The viewpoint overall, for global trade in the second half of 2023 is pessimistic, as negative factors dominate the positive. Trade has allowed nations international experts recorded, to advantage from specialization and economies to produce at a more efficient scale. It has raised productivity, supported the spread of knowledge and new technologies, and enriched the range of choices available to consumers. But into the world economy deeper integration has not always proved popular, nor have the advantages of trade and globalization necessarily reached all sections of society.
Pakistan’s important trade partner
Sources recorded that Saudi Arabia in the world is one of Pakistan’s most important trading partners. The Kingdom is home to greater than 2 million Pakistani expatriates, making it the largest contributor to remittance inflows to the South Asian nation.
Statistics showed that Pakistan’s exports to Saudi Arabia grew by 31 per cent to a record of $563.47 million in the outgoing FY2023 that closed on June 30. By the sale of rice which reached at $106.68 million, the exports to the Kingdom were boosted, followed by meat and edible meat that grew from $46.8 million to $82.73 million.
Pakistan’s exports to Saudi Arabia were registered at $429.52 million in the previous year. Pakistan has attained record level of exports to the Kingdom of Saudi Arabia during the last fiscal year, FY2023, to over $563 million for the first time. It is believed the quantum of export of the Pakistani-origin goods was about $1 billion, including the goods that were exported via UAE and other countries through land routes. The growth was also attained by various trade-facilitation initiatives for the promotion of Pakistani products in the Kingdom.
For the export of halal meat with the Saudi Food and Drug Authority (SFDA) the registration of Pakistani companies was a chief step taken by the trade mission during 2020-2023. It is also said that Pakistani authorities in Saudi Arabia also contributed to the lifting of a ban on fisheries-exporting companies from Pakistan and the registration of fisheries establishments with the SFDA for exports.
The attempts to promote Pakistani mangoes in the Kingdom by online home delivery by Pakistani startup yielded optimistic consequences.

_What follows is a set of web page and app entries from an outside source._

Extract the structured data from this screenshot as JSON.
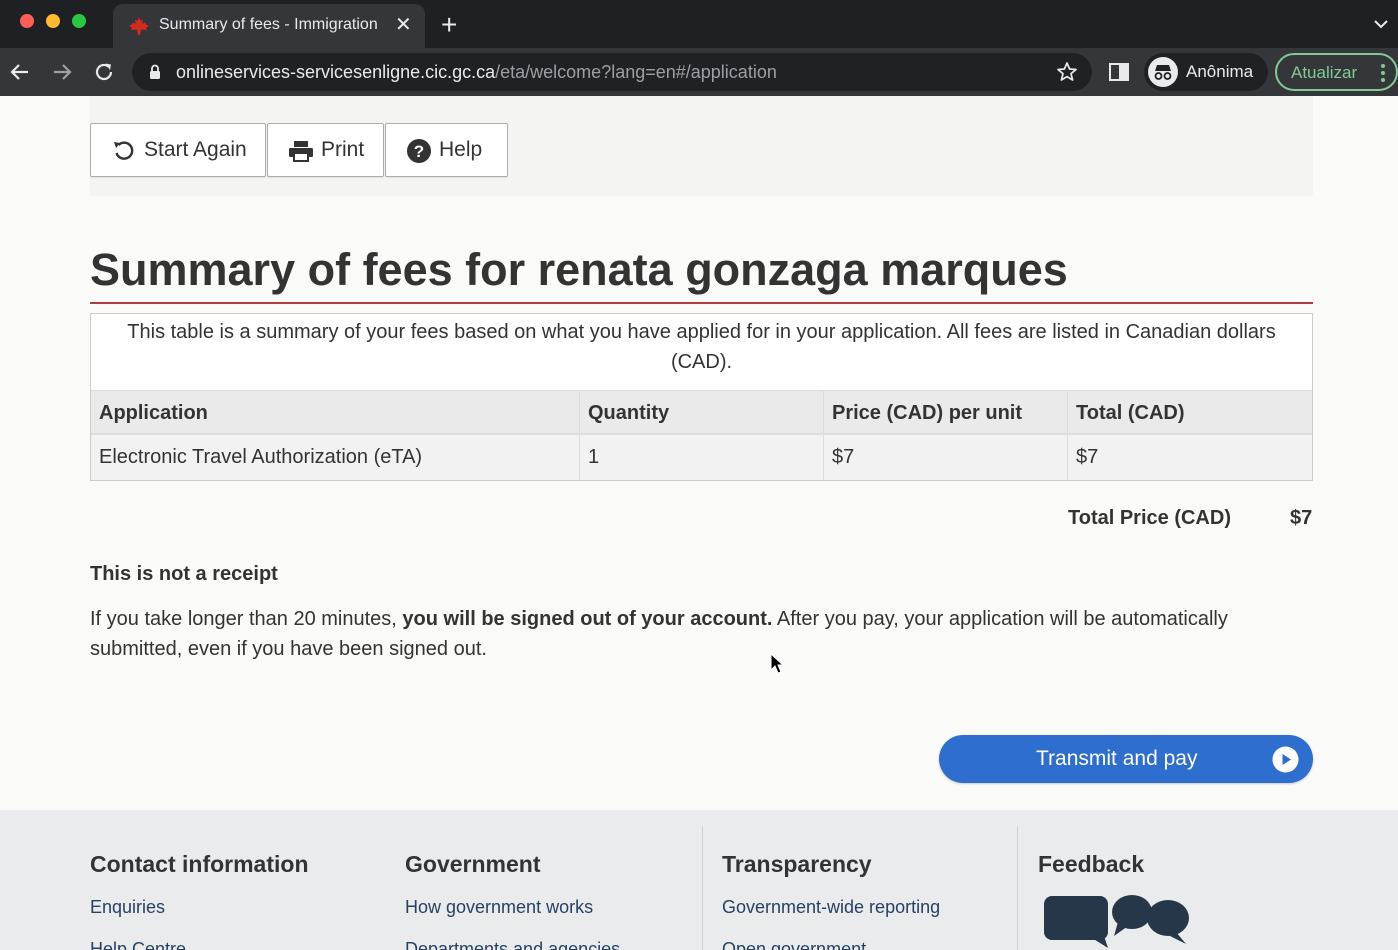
{
  "browser": {
    "tab_title": "Summary of fees - Immigration",
    "url_host": "onlineservices-servicesenligne.cic.gc.ca",
    "url_path": "/eta/welcome?lang=en#/application",
    "profile_label": "Anônima",
    "update_label": "Atualizar"
  },
  "toolbar": {
    "start_again": "Start Again",
    "print": "Print",
    "help": "Help"
  },
  "page": {
    "title": "Summary of fees for renata gonzaga marques",
    "table_caption": "This table is a summary of your fees based on what you have applied for in your application. All fees are listed in Canadian dollars (CAD).",
    "columns": [
      "Application",
      "Quantity",
      "Price (CAD) per unit",
      "Total (CAD)"
    ],
    "rows": [
      [
        "Electronic Travel Authorization (eTA)",
        "1",
        "$7",
        "$7"
      ]
    ],
    "total_label": "Total Price (CAD)",
    "total_value": "$7",
    "receipt_heading": "This is not a receipt",
    "notice_before": "If you take longer than 20 minutes, ",
    "notice_bold": "you will be signed out of your account.",
    "notice_after": " After you pay, your application will be automatically submitted, even if you have been signed out.",
    "transmit_button": "Transmit and pay"
  },
  "footer": {
    "columns": [
      {
        "heading": "Contact information",
        "links": [
          "Enquiries",
          "Help Centre"
        ]
      },
      {
        "heading": "Government",
        "links": [
          "How government works",
          "Departments and agencies"
        ]
      },
      {
        "heading": "Transparency",
        "links": [
          "Government-wide reporting",
          "Open government"
        ]
      },
      {
        "heading": "Feedback",
        "links": []
      }
    ]
  },
  "colors": {
    "title_rule": "#af3c43",
    "primary_button": "#2e6ecf",
    "footer_link": "#284162",
    "update_green": "#81c995"
  },
  "icons": [
    "maple-leaf-icon",
    "close-icon",
    "plus-icon",
    "chevron-down-icon",
    "back-arrow-icon",
    "forward-arrow-icon",
    "reload-icon",
    "lock-icon",
    "star-icon",
    "side-panel-icon",
    "incognito-icon",
    "kebab-menu-icon",
    "refresh-icon",
    "printer-icon",
    "question-circle-icon",
    "play-circle-icon",
    "speech-bubbles-icon",
    "mouse-cursor-icon"
  ]
}
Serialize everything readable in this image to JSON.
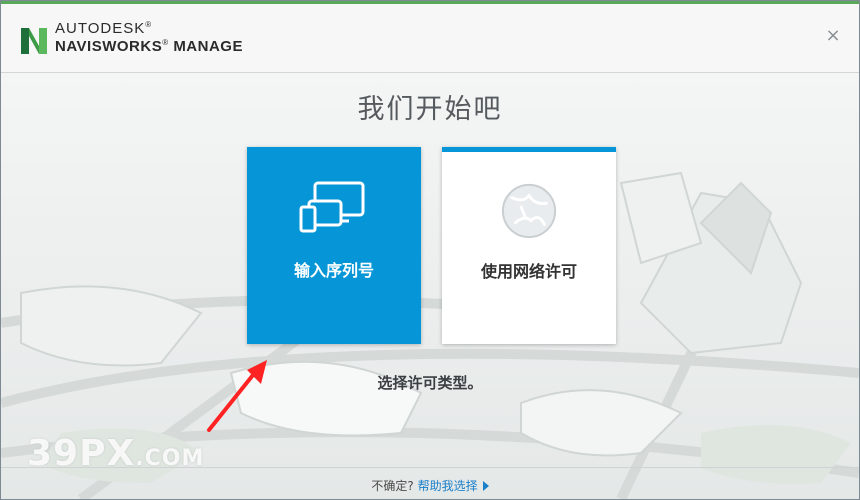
{
  "header": {
    "brand": "AUTODESK",
    "reg_mark": "®",
    "product": "NAVISWORKS",
    "product_suffix": "MANAGE",
    "close_glyph": "×"
  },
  "main": {
    "title": "我们开始吧",
    "cards": [
      {
        "label": "输入序列号",
        "icon": "devices-icon"
      },
      {
        "label": "使用网络许可",
        "icon": "network-globe-icon"
      }
    ],
    "subtitle": "选择许可类型。"
  },
  "footer": {
    "prompt": "不确定?",
    "link": "帮助我选择"
  },
  "watermark": {
    "text": "39PX",
    "suffix": ".COM"
  },
  "colors": {
    "accent_blue": "#0696d7",
    "brand_green": "#3d9b47",
    "annotation_red": "#ff2222"
  }
}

Since 2020 the export of information and communication technology (ICT) goods and services grew from $19 million to $28 million. In the export growth the participation of Pakistani companies in more exhibitions like Saudi Build, Foodex, Saudi Halal Expo, LEAP and Global Health also the participation of more Pakistani companies in ICT/digital tech after LEAP event also played major role. It is also said to safeguard the trademark name of basmati rice from Pakistan the Pakistani mission was moved which was wrongly registered as ‘Kernal’ with an individual Saudi importer in 2020. The removal of a ban on hatchery eggs from Pakistan by the Saudi Ministry of Environment, Water and Agriculture (MEWA) was also one of the major achievements which led to the export growth. The Saudi market for Pakistani goods is worth greater than $1 billion. In large numbers to explore business opportunities the Pakistani exporters are coming to Saudi Arabia that would increase additional exports from Pakistan, including that of IT.
The South Asian nation during the outgoing fiscal year, imported goods worth $4.2 billion, including $2.9 billion worth of petroleum oils from the Kingdom of Saudi Arabia, as against to $5.1 billion worth of goods imported in the last year. No doubt, our Pakistan has enjoyed warm relations with Saudi Arabia.
The relations are rooted in the centuries old religious, cultural and commercial links between the two peoples. Both states over the years, have also succeeded in developing a unique synergy for mutual development. Saudi Arabia is home to the largest number of Pakistani expatriates, almost 2.0 million. A number of monuments in Pakistan bear testimony to the depth of bilateral relations with Saudi Arabia.